And of course, C.S. Lewis nailed it:
“In a sort of ghastly simplicity we remove the organ and demand the function. We make men without chests and expect of them virtue and enterprise. We laugh at honour and are shocked to find traitors in our midst. We castrate and bid the geldings be fruitful.”
When Nate was in high school, playing football, there was one other team that used to suit up a girl. We had to work through what to do if she ever took the field. You let her run on by, and do not touch her. Taking a stand like that could easily have been turned into yet another instance of Wilson bigotries in play, when it was actually respect for the work of Christianity over centuries, building that fragile edifice called respect for women.
Some of the women who despise femininity know that they do. Others who despise it are not yet aware of the consequences of the platitudes they mindlessly repeat. When I engage with any women, and the treatment seems rough to you, remember that this treatment is not because they are differing with me. It is not because they are attacking my dignity or position. It is because feminism is the suicide bomber of femininity.
What Goes On Then?
So then, all these assembled reasons cannot be why some folks like me. Not one of them seems to ring true. I am admittedly something of a partial observer, but I am in a unique position to respond to the question. People do sometimes tell me why they like to read what I write. Let me see if I can reduce it to two factors.
I will state it simply first, and then expand on it. I believe that many people like to read what I write because I am clear, and because I fight.
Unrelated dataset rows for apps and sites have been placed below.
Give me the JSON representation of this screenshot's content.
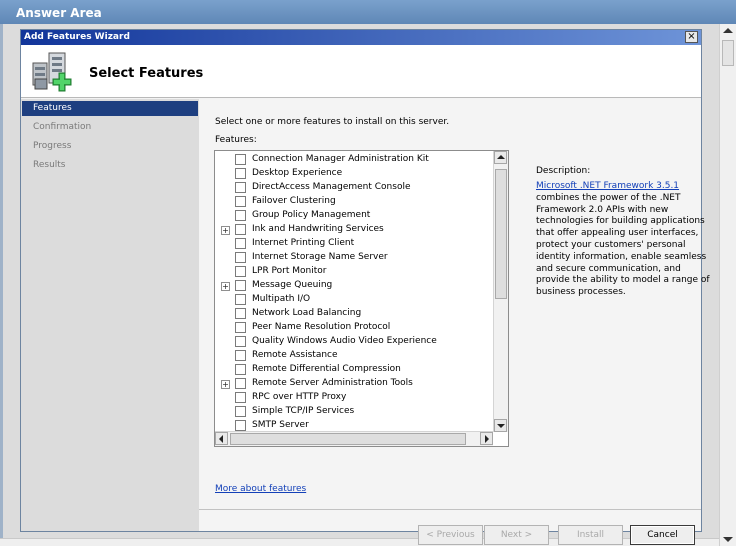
{
  "answer_area": {
    "title": "Answer Area"
  },
  "wizard": {
    "title": "Add Features Wizard",
    "close_glyph": "×",
    "page_title": "Select Features"
  },
  "nav": {
    "items": [
      {
        "label": "Features",
        "active": true
      },
      {
        "label": "Confirmation",
        "active": false
      },
      {
        "label": "Progress",
        "active": false
      },
      {
        "label": "Results",
        "active": false
      }
    ]
  },
  "content": {
    "instruction": "Select one or more features to install on this server.",
    "features_label": "Features:",
    "features": [
      {
        "label": "Connection Manager Administration Kit",
        "expandable": false,
        "checked": false
      },
      {
        "label": "Desktop Experience",
        "expandable": false,
        "checked": false
      },
      {
        "label": "DirectAccess Management Console",
        "expandable": false,
        "checked": false
      },
      {
        "label": "Failover Clustering",
        "expandable": false,
        "checked": false
      },
      {
        "label": "Group Policy Management",
        "expandable": false,
        "checked": false
      },
      {
        "label": "Ink and Handwriting Services",
        "expandable": true,
        "checked": false
      },
      {
        "label": "Internet Printing Client",
        "expandable": false,
        "checked": false
      },
      {
        "label": "Internet Storage Name Server",
        "expandable": false,
        "checked": false
      },
      {
        "label": "LPR Port Monitor",
        "expandable": false,
        "checked": false
      },
      {
        "label": "Message Queuing",
        "expandable": true,
        "checked": false
      },
      {
        "label": "Multipath I/O",
        "expandable": false,
        "checked": false
      },
      {
        "label": "Network Load Balancing",
        "expandable": false,
        "checked": false
      },
      {
        "label": "Peer Name Resolution Protocol",
        "expandable": false,
        "checked": false
      },
      {
        "label": "Quality Windows Audio Video Experience",
        "expandable": false,
        "checked": false
      },
      {
        "label": "Remote Assistance",
        "expandable": false,
        "checked": false
      },
      {
        "label": "Remote Differential Compression",
        "expandable": false,
        "checked": false
      },
      {
        "label": "Remote Server Administration Tools",
        "expandable": true,
        "checked": false
      },
      {
        "label": "RPC over HTTP Proxy",
        "expandable": false,
        "checked": false
      },
      {
        "label": "Simple TCP/IP Services",
        "expandable": false,
        "checked": false
      },
      {
        "label": "SMTP Server",
        "expandable": false,
        "checked": false
      }
    ],
    "expand_glyph": "+",
    "more_link": "More about features",
    "description_label": "Description:",
    "description_link": "Microsoft .NET Framework 3.5.1",
    "description_text": " combines the power of the .NET Framework 2.0 APIs with new technologies for building applications that offer appealing user interfaces, protect your customers' personal identity information, enable seamless and secure communication, and provide the ability to model a range of business processes."
  },
  "buttons": {
    "previous": "< Previous",
    "next": "Next >",
    "install": "Install",
    "cancel": "Cancel"
  },
  "colors": {
    "title_bar": "#12359a",
    "nav_active": "#1e3f80",
    "link": "#1340b8"
  }
}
Many dear Christians are fighting for all the right things, but they have been taught poorly, and their strategic plans are a muddle. They think they are in the run-up to Armageddon or something. Other Christians, academics mostly, are clear about the issues at stake, but they don’t fight. Still others, the trahison des clercs contingent, are unclear and they won’t fight. Or, if they fight at all, it is surreptitiously for the wrong side. And there are a handful of evangelical leaders who know what is happening and why, and who fight. I believe that I am one of them. Many people believe that this is what is most necessary.
When you do this, battle is joined. Don’t be unsettled — that’s just the sound of guns. Perhaps you were thinking of sending your kid to New St. Andrews, but all the smoke and controversy has you spooked. But look — our mission as a school is to train up young men and women to be culture-shapers and to do so despite much opposition. We teach them actually to engage with the principalities and powers. We do not instruct anybody in the arts of playing spiritual paint ball.
What my upcoming documentary (early November) describes as a “free speech apocalypse” is coming down on us. Think of that as the general election. Right now we are in primary season — conservatives are deciding who will represent us when everything comes to a battlehead. Shall we be led by Denethors or Striders? By those who fight or those who will not?
If you have read this far, you are probably one of the good guys and so let me share something, just between us girls. Don’t tell anybody. Although there have always been ups and downs, taking the last 30 days, compared to this same period last year, my blog traffic has quadrupled. This is not due to the controversies about Sitler, et al. It is the other way around. The reheated pastoral controversies — resurrected from a decade ago — were urgently brought up and in as a way of dealing with the problem of my growing influence. Beginning this last summer, because of things like Bruce Jenner, abortion and race, the Obergefell decision, and the CMP videos, the impact of Mablog grew dramatically, and something needed to be done about it. It is a dirty primary, in other words. But don’t get distracted by that — if the primary is like this, what will the general be like?
The response to this will no doubt be something like “you poor, persecuted buddy.” But actually, I don’t feel that way at all. I actually think that this is what I am built for.